For example, by aggregating work communications, comment streams, calendars, documents and even relevant external apps into a single shared news feed, organizations can reduce email tag, inbox and file share clutter and scheduling headaches, with a unified view of project or workgroup information that allows new team members to quickly come up to speed. A 451 Research report on Glip puts it this way, “Glip pulls work conversations into a manageable whole, or rather, it focuses on the conversations that get work done, ideally replacing reliance on the inbox.”
As my hospital experience illustrates, social collaboration also facilitates knowledge discovery and sharing within an organization. In my case, it was someone in my network volunteering to help, in the business context it can easily expose knowledge, expertise and information needs to a broad audience, most of whom you may not actually know. Whether it’s a project working with a new vendor, developing some code or writing content, when internalized into an organization’s work culture, social collaboration can identify others that have solved the same or similar problems before and prevent reinventing the wheel. Indeed, as I found out, you often have no idea where help can come from.
The nexus of SoMoClo technologies continues to dramatically change people’s behavior, in both personal and consumer contexts, and disrupt established companies and business models. Yet the application of both mobile and social technology in the business has been driven by employees, not IT or executives (see consumerization, BYOD) and has been slow to transform business processes and cultural mores.

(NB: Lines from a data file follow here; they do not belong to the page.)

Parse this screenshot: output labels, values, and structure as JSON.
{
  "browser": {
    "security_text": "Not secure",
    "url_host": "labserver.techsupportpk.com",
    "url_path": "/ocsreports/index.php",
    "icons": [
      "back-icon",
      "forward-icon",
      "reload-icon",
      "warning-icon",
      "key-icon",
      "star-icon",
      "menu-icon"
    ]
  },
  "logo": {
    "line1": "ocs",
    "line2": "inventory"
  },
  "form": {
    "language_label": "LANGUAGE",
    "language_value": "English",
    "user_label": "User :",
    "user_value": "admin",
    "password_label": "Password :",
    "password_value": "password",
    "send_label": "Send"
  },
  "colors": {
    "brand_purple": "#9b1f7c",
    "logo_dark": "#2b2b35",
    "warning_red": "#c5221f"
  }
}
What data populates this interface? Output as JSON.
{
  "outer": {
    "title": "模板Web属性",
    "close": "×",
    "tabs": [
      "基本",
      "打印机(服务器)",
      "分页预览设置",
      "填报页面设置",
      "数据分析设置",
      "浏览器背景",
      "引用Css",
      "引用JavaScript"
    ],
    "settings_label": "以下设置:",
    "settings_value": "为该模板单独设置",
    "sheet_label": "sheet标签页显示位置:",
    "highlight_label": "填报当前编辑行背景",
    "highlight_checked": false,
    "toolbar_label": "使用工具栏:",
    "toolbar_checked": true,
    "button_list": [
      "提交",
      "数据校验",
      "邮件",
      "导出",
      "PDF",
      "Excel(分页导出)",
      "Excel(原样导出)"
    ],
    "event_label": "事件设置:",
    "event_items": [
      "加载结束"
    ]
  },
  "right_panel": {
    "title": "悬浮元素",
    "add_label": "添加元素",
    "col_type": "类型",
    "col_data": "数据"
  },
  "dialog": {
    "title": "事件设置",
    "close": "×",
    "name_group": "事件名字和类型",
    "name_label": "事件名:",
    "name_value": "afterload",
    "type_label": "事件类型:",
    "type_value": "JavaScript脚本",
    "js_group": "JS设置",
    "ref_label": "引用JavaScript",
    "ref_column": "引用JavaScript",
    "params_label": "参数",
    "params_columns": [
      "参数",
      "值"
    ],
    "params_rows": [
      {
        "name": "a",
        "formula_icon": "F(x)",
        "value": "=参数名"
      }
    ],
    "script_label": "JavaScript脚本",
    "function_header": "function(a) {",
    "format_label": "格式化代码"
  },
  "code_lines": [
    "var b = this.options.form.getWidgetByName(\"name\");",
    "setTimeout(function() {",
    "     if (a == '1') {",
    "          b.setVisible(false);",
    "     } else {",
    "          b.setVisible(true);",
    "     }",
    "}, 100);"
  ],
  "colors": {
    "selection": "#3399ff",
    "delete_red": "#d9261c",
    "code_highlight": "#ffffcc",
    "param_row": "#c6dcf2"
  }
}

Doing so requires leadership from the top and incentives to employees to embrace better alternatives to old habits, but companies that systemically move on from PCs, email and Office docs will be at a competitive advantage through higher efficiency, agility and flexibility.